Risks to the world’s economy are “glaring and global,” with growth likely to suffer as governments withdraw fiscal and monetary support, according to Jacob Rothschild, chairman of RIT Capital Partners Plc.
The U.S. economic recovery is “fragile,” European monetary union “in doubt” and Japan is facing a “monumental” challenge following the earthquake earlier this year, Rothschild said in a statement to shareholders today. Inflation is threatening growth in emerging economies, he said.
“The risks ahead are glaring and global,” the 75 year-old British financier said in the statement. “It is likely that the withdrawal of the fiscal and monetary stimuli which will surely come soon will have an impact on global growth: indeed there is already evidence of some slowing down” since March.
Investment banks including Goldman Sachs Group Inc. and UBS AG have cut their estimates for global growth as unemployment in the U.S. remains high, oil prices threaten to choke the recovery and Europe’s debt problems undermine investor confidence. The MSCI World Index of stocks is down 0.8 percent to 1,324.91 points since March 31.

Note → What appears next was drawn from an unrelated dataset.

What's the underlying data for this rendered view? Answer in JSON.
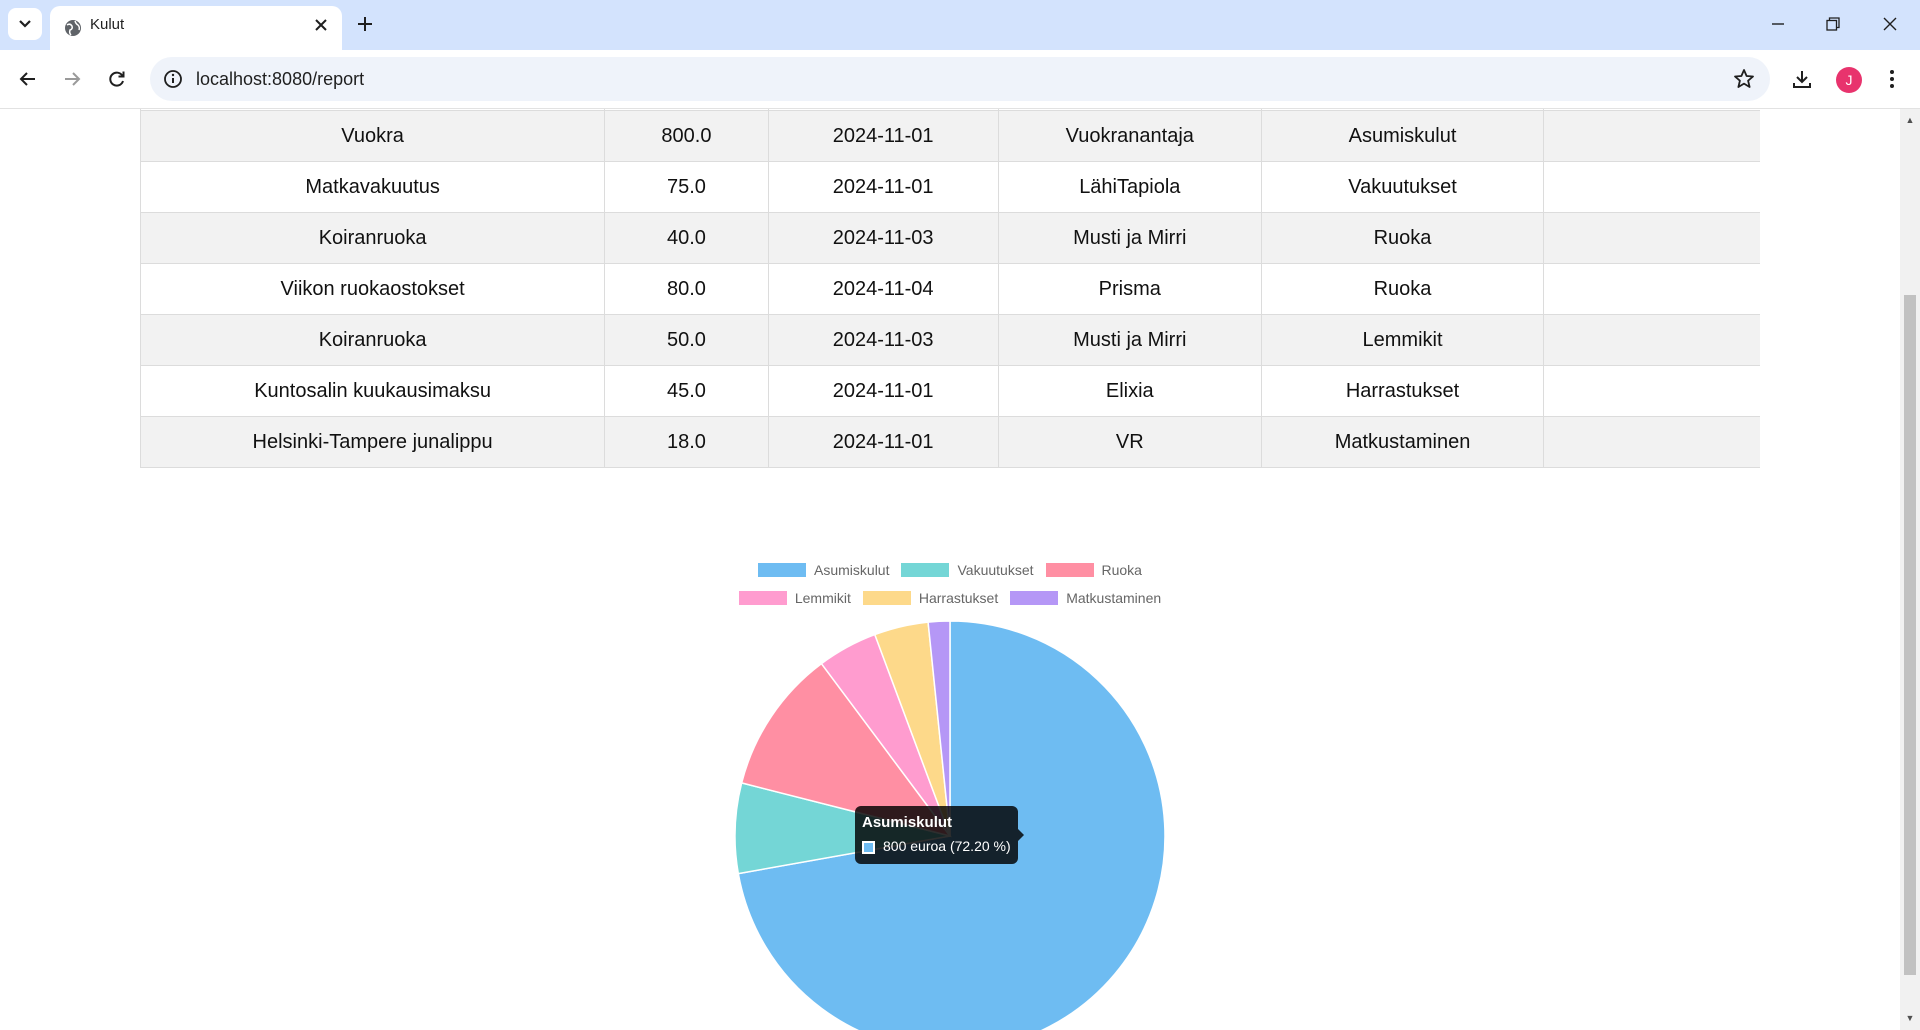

Rothschild said the fund is reducing its investments in oil and gold, which were key drivers of its performance in 2010, without giving specific details. It increased its liquidity and is building stakes in some “frontier markets” with characteristics similar to the so-called BRIC economies some years ago, he said.
RIT’s net assets climbed 9.3 percent to 1.98 billion pounds ($3.24 billion) in the 12 months to March 31, the fund said in the statement. That compares with a 5.2 percent rise in the MSCI World Index and a 5.4 percent climb in the FTSE All-Share Index, it said.